Thousands of Jewish worshipers gathered at the Western Wall for the priestly blessing.
Hundreds of Kohanim, members of the priestly class, blessed some 10,000 worshipers in the morning prayer service Thursday, which is held each year during Passover and Sukkot.
Parshat Ekev (Deuteronomy 7:12-11:25) This week's Torah portion describes the bountiful blessings promised to our people by God, if (ekev) we obey the laws of Torah.
One mother thanked every one of her daughter's teachers by name and grade, beginning with preschool. A father enumerated the scores of all his son's soccer games. And another mother, with tear-filled eyes and a choked-up voice, used the occasion to present her daughter with her first diamond.
A book's opening chapter is crucial to setting the mood and aura for the remainder of the book's journey. Likewise, the opening scene of a film usually helps set the tone for what will ensue.
The Passover seder is both a reader's experience and a moviegoer's. We sit around the table and read the haggadah, and we also witness a host of rituals. But how does the seder leader creatively capture an audience and draw it into the experience from the beginning?
Traditionally, Orthodox girls wanting a bat mitzvah have had intimate ones with close family and friends, complete with candlelightings and blessings.
Unlike the Reform, Recostructionist and Conservative movements, which have embraced and formalized the bat mitzvah in the synagogue (the Recostructionist movement had the first bat mitzvah in 1922), Orthodox shuls and schools tend to take a more varied, low-key approach.

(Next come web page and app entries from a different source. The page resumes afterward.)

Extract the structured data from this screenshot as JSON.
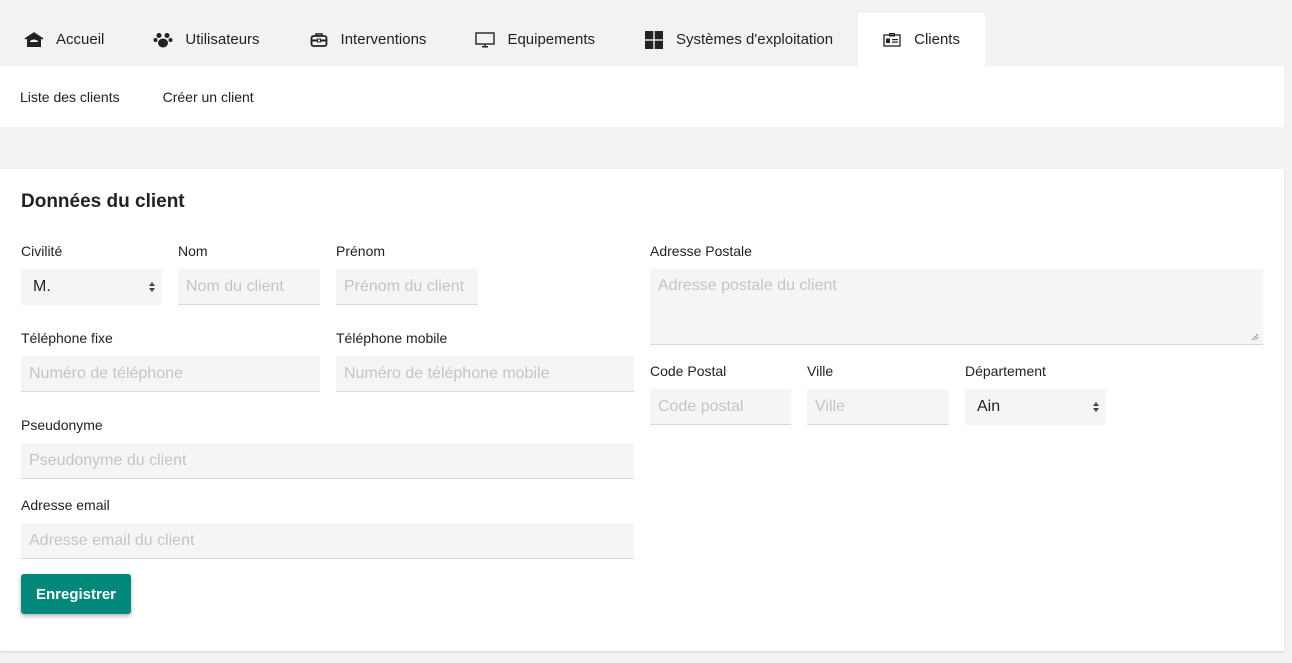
{
  "tabs": [
    {
      "label": "Accueil",
      "icon": "home-icon"
    },
    {
      "label": "Utilisateurs",
      "icon": "users-icon"
    },
    {
      "label": "Interventions",
      "icon": "toolbox-icon"
    },
    {
      "label": "Equipements",
      "icon": "monitor-icon"
    },
    {
      "label": "Systèmes d'exploitation",
      "icon": "windows-icon"
    },
    {
      "label": "Clients",
      "icon": "id-card-icon",
      "active": true
    }
  ],
  "subnav": {
    "list_label": "Liste des clients",
    "create_label": "Créer un client"
  },
  "form": {
    "title": "Données du client",
    "civilite": {
      "label": "Civilité",
      "value": "M."
    },
    "nom": {
      "label": "Nom",
      "placeholder": "Nom du client"
    },
    "prenom": {
      "label": "Prénom",
      "placeholder": "Prénom du client"
    },
    "tel_fixe": {
      "label": "Téléphone fixe",
      "placeholder": "Numéro de téléphone"
    },
    "tel_mobile": {
      "label": "Téléphone mobile",
      "placeholder": "Numéro de téléphone mobile"
    },
    "pseudo": {
      "label": "Pseudonyme",
      "placeholder": "Pseudonyme du client"
    },
    "email": {
      "label": "Adresse email",
      "placeholder": "Adresse email du client"
    },
    "adresse": {
      "label": "Adresse Postale",
      "placeholder": "Adresse postale du client"
    },
    "code_postal": {
      "label": "Code Postal",
      "placeholder": "Code postal"
    },
    "ville": {
      "label": "Ville",
      "placeholder": "Ville"
    },
    "departement": {
      "label": "Département",
      "value": "Ain"
    },
    "submit_label": "Enregistrer"
  },
  "colors": {
    "accent": "#00897b",
    "background": "#f2f2f2",
    "field_bg": "#f5f5f5"
  }
}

While many Orthodox girls still have private coming-of-age rituals, others are opting for more public and creative ceremonies, perhaps more closely aligned to a bar mitzvah. Most choose to study extensively with parents, teachers or rebbetzins, and many seek out chesed projects -- acts of loving-kindness -- to help those less fortunate.
Letters To The Editor.
The Tu B'Shevat seder, with its many fruit and nuts, challenges us to reconsider our usual diets, and the recommended Jewish diet. While the FDA recommends a diet high in grains, rich in nutrients and low in saturated fats, Judaism recommends a diet high in holiness, rich in consciousness and connection, and low in selfishness. These four factors guide not only a Jewish diet, but also a Jewish life.
"I heard the rabbi is dying of brain cancer."
That was the word flying around the shul. I should have expected it. Rumors were rife, and they were uncomfortably close to the truth.
Last Oct. 23, I was speaking at the University of Pennsylvania, to inaugurate the new Hillel building on campus. At dinner, I sat beside my parents.
As I spoke, I felt a little strange, nervous and hot. I had trouble keeping to my train of thought. It occurred to me that I was coming down with a cold.
As I sat down after my speech, my father asked, "Is there anything wrong?"
"No," I said, and that is the last thing I remember.
In the middle of a rowdy rendition of "I Have a Little Dreidel" at the Sobelson family Chanukah party in Concord, N.H., Howard Dean walked in and declared himself the cantor.
The Democratic presidential candidate recited the blessings over the candles in near-perfect Hebrew in a dining room crowded with campaign staffers.
"It's another Jewish miracle," Carol Sobelson exclaimed
Smoke intoxicated the air and dark clouds cast an eerie glow over the Southern California sky as fire engulfed our Simi Valley neighborhood.
May there soon be heard, Lord our G-d, in the cities of Judea and in the streets of Jerusalem, the sound of joy and the sound of celebration, the voice of a bridegroom and the voice of a bride, the happy shouting of bridegrooms from their weddings and of young men from their feasts of song. -- From the Sheva Brachot, the Jewish wedding blessings, www.ou.org/wedding/7brachot.htm
This week's Torah portion presents the blessings and curses that follow from observance or defiance of the law. Some people understand this as a rigid system of reward and punishment. Keep the covenant, and all will be well; violate it, and you will suffer.
I spent most of this past week at the United Jewish Communities (UJC) General Assembly (GA), the annual gathering which, this year, brought nearly 4,000 Jewish communal representatives (and journalists) from North America, Israel and elsewhere overseas.
If you were beginning to feel that too much time had passed since you last saw dancing bearded rabbis on television, then fear not, because West Coast Chabad, the organization that sponsors the "L'Chaim" telethon, is broadcasting a special Chanukah party on KCAL-TV Channel 9 each night of Chanukah.
This Friday marks the end of the celebration of Sukkot.
A Portion of Parshat Vayechi
Jewish legal tradition teaches that we should recite 100 blessings every day. This presents an opportunity and a challenge. How might I fill up my quota today?